According to a 2020 analysis published in the journal Nutrients, hemp seed contains:

  • a perfectly balanced composition fatty acids
  • proteins that are easy to digest and rich in essential amino acids
  • complex carbohydrates including a high ratio of insoluble dietary fibre
  • vitamins
  • minerals
  • antioxidants and other beneficial constituents

Key to ensuring access to this food is preserving and promoting indigenous hemp varieties and traditional ways of growing them. But in some places, this type of seed saving and crop breeding may be threatened by current policies.

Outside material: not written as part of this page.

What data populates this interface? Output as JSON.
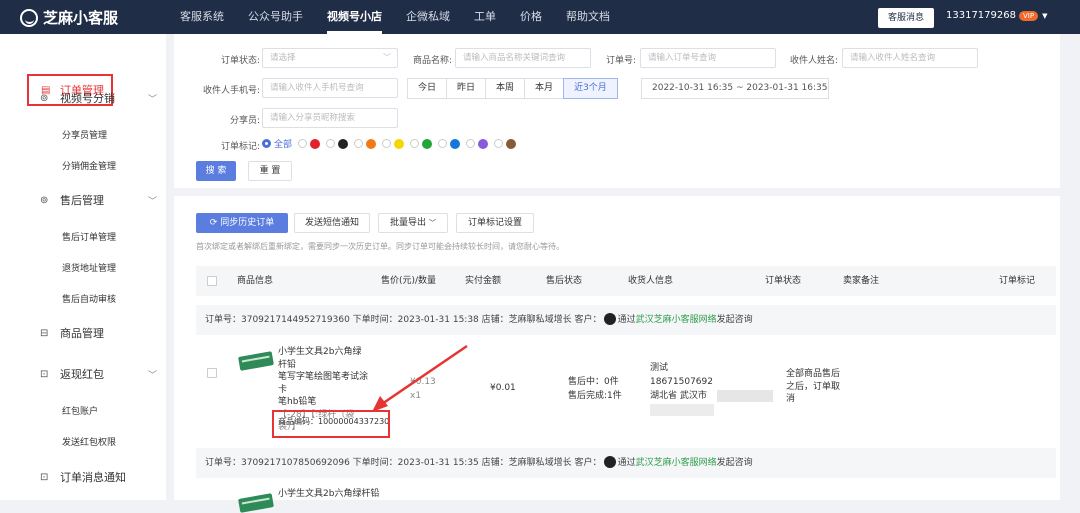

Key to ensuring access to this food is preserving and promoting indigenous hemp varieties and traditional ways of growing them. But in some places, this type of seed saving and crop breeding may be threatened by current policies.

Because saving and planting seeds results in slow genetic changes over time, laws defining legal cannabis by a limited number of registered varieties could impact the ability of communities to breed and grow their own hemp.


One significant policy implication of the toolkit is that lawmakers must preserve or reinstate communities’ rights and ownership over the plant and its genes.

Cannabis and Climate Change

“Cannabis and its policies might not be at the core of multilateral action on climate change,” the toolkit acknowledges, “yet they claim to be an influencing factor on multiple climate-related outcomes.”


The plant has a high carbon-capture rate, making it a green alternative to products in various industries, from construction to packaging, made from petroleum-based or non-renewable materials.

The report specifically mentions hemp’s use for:

  • furniture
  • roofing shingles
  • bioplastic
  • cars (door panels and other body components)
  • “hempcrete,” a concrete replacement
  • paints
  • sealants

“Such a material is key to building resilient and environmentally-friendly infrastructures and industries,” the toolkit says.

“Such a material is key to building resilient and environmentally-friendly infrastructures and industries.”

— Kenzi Riboulet-Zemouli, Sustainable Cannabis Policy Toolkit

The report notes that policies can have indirect effects on climate as well. Where cannabis is illegal, for instance, black-market growers may clear forests to grow illicit crops. Others may grow the plant indoors, increasing the amount of energy needed to supply artificial sunlight.

‘A Renewed Vision of, and Connection with Nature’

The toolkit’s authors wrote that cannabis — with its potential for widespread cultivation and its diversity of potential uses — could help the UN reach 15 of its 17 Sustainable Development Goals as outlined in the 2030 Agenda.

“In an overcorrected world village where the behavior of our societies disrupts nature at its utmost point — from pandemics to climate change — the decade 2020-2030 calls for a renewed vision of, and connection with nature,” the paper reads. “Cannabis and its policies are also a lever for that goal.”